It’s a low risk-high reward trade for Baltimore. The Orioles squeezed out every ounce of patience and hope they had for Arrieta, but it just wasn’t getting the job done. Let’s face it, they weren’t going to get a Cliff Lee type ace. The O’s young prospects are too valuable to package in a trade for a number 1 guy in the rotation. It’s an overall upgrade to the staff.

This season Scott Feldman is 7-6 with a 3.46 ERA in 15 starts. While the record seems mediocre, he did play for one of the worst offenses in baseball.  Feldman spent 8 seasons with the Texas Rangers, playing under Buck Showalter for his first 2 major league seasons, and he has ties with current pitching coach Rick Adair from his days in the minors.  He also has experience pitching out of both the pen and starting rotation, which he’s done his whole career.

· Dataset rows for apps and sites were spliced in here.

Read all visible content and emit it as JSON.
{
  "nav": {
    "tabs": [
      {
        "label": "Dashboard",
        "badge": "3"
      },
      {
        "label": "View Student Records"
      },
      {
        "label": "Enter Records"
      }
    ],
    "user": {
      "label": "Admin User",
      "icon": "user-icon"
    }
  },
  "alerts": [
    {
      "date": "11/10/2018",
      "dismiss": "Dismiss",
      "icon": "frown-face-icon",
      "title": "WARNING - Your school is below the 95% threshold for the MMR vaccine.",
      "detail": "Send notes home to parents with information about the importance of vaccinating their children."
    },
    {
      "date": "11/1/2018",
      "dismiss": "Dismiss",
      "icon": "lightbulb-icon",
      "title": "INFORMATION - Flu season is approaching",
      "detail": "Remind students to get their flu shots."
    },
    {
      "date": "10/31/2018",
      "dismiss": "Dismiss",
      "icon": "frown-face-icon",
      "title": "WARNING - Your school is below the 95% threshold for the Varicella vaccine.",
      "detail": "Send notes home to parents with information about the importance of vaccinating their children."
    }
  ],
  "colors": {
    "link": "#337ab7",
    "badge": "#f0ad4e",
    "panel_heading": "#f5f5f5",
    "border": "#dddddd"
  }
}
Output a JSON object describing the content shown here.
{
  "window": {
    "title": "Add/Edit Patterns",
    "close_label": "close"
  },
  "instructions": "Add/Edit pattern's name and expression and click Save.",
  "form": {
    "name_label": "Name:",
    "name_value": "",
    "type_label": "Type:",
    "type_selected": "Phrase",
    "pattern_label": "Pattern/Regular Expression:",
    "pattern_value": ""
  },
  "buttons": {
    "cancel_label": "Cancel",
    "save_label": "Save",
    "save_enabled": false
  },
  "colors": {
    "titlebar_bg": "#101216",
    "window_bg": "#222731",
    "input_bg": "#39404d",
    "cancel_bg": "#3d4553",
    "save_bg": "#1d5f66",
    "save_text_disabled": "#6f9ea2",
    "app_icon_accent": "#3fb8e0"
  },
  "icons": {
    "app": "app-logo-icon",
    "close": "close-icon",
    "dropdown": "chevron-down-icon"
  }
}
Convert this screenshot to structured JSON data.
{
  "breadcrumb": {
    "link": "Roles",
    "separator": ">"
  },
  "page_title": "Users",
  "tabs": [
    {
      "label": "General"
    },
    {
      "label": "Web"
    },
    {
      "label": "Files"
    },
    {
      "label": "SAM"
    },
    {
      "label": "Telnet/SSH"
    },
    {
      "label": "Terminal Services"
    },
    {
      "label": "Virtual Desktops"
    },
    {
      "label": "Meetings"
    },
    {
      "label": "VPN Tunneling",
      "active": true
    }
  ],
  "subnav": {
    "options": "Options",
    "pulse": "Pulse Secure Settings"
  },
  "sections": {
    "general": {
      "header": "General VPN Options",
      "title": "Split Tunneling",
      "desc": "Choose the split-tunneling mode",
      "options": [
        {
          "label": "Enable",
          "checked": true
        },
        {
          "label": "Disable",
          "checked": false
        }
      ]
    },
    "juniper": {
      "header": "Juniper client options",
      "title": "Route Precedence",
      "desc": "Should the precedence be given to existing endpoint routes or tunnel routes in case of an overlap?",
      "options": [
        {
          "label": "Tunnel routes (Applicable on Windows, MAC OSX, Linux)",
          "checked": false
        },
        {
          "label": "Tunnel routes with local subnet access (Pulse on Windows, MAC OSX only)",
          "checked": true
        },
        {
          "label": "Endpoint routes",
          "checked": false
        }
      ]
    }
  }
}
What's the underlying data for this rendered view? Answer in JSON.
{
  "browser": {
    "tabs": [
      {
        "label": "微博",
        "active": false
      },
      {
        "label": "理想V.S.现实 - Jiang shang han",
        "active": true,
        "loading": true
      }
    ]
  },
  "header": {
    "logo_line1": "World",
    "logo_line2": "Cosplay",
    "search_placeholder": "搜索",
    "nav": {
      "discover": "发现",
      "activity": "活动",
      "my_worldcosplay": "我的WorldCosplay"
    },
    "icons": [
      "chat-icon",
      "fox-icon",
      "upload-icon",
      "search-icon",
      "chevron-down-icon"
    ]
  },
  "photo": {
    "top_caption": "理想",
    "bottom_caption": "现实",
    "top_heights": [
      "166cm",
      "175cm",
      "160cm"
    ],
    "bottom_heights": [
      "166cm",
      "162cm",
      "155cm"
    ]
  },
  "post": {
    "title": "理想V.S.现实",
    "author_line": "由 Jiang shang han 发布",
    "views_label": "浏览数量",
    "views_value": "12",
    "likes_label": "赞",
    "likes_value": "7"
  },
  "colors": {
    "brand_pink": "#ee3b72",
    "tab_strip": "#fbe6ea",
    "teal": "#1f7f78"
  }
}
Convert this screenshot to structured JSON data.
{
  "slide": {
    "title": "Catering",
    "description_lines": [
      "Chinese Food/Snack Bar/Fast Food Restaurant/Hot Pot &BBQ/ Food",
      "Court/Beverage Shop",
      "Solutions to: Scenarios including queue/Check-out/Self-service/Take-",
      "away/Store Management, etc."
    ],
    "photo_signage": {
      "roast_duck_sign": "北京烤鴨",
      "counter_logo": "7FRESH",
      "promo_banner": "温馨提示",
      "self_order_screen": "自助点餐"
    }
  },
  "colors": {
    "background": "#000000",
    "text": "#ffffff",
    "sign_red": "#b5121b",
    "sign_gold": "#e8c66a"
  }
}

That gives the Orioles an added option if Feldman is ever needed for long relief, then he is capable of adjusting and helping out the team.  Although I doubt that will happen because this trade now allows Kevin Gausman to work in the bullpen the rest of the season and improve for a starting job next year.

While this trade has plenty of positives and is an upgrade from what the O’s gave up,  Feldman’s quality starts this season have come against weak offenses (MIA, NYM, SDP, WSH, CHW, LAA, MIL) with the exception of Texas, his former team. His career strikeout rate is fairly low at only 5.5 strikeouts per 9 innings.  I’m surprised the Orioles would go for a low end of the rotation starter considering the upside of Zach Britton. I consider Zach Britton to be the next Chris Tillman, and I thought this would be the beginning for Britton to finally come into his own and make a name for himself just as Tillman did last season. This leaves Britton to be the odd man out as of right now.

As for Jake Arrieta and Pedro Strop…a change of scenery will do them well. Jake has a lot of talent and Pedro has a lot of heart. The Cubs are getting two great teammates that still haven’t reached their full potential. I wish them well in Chicago and hope they have success.

No matter which way you look at it though, the Orioles want to win now, and the only way they can is with a consistent rotation that will stabilize the staff, eat innings, and take pressure off the pen, which is the backbone of this team. That’s what Scott Feldman brings to the table. The offense will take care of the rest as they already average 5 runs per game. The pieces are nearly almost there, and the O’s could very well be on their way to winning a championship in the near future.

-Joe Papparotto